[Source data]
........

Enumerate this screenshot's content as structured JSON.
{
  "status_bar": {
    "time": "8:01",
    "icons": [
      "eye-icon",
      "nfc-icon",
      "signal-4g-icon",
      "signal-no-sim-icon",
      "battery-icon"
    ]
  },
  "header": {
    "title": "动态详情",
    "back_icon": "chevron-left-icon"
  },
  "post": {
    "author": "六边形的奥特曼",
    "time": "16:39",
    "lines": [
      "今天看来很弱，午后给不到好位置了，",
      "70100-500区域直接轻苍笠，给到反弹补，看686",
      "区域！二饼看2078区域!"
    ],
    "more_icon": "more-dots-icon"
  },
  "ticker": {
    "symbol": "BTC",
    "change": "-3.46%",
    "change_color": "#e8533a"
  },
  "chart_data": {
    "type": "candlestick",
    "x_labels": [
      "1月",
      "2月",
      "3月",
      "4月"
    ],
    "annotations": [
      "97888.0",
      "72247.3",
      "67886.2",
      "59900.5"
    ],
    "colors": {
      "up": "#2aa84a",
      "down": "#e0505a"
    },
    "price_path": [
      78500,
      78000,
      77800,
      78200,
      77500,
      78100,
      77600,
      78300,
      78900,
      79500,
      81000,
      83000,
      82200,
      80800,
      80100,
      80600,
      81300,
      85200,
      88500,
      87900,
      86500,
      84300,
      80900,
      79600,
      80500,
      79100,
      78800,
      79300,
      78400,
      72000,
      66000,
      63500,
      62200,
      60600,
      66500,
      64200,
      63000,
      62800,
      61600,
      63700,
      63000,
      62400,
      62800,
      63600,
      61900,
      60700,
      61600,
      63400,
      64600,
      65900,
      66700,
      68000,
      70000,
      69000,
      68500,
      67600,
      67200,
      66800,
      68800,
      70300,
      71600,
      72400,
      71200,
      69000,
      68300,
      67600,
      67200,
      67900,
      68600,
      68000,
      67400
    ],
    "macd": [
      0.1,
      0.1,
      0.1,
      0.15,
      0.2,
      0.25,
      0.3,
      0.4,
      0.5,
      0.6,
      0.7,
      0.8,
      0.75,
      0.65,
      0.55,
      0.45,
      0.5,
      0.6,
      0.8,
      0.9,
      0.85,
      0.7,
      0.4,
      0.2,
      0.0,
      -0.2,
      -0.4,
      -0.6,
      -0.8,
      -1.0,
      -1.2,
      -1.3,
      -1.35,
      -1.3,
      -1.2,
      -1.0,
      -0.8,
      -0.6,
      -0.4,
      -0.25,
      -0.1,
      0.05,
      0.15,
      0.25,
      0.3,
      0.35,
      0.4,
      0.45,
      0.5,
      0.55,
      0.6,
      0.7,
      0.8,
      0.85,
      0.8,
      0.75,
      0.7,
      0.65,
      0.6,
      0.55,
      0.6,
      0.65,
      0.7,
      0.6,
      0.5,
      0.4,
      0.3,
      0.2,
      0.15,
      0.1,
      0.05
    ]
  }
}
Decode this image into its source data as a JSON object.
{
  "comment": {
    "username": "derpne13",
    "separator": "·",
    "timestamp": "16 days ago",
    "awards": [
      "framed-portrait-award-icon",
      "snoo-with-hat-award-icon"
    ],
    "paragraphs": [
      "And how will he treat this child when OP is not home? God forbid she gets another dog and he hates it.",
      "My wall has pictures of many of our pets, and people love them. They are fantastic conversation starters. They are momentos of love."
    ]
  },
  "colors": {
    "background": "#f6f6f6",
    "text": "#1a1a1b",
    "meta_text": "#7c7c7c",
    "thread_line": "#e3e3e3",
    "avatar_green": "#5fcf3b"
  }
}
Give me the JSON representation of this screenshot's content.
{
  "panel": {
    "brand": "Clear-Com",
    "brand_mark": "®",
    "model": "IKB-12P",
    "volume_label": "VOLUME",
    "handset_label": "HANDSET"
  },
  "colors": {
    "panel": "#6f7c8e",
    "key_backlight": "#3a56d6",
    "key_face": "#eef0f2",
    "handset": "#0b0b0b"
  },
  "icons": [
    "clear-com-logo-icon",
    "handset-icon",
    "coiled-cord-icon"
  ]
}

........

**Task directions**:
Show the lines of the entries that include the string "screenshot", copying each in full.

**Final answer**:
Enumerate this screenshot's content as structured JSON.
Give me the JSON representation of this screenshot's content.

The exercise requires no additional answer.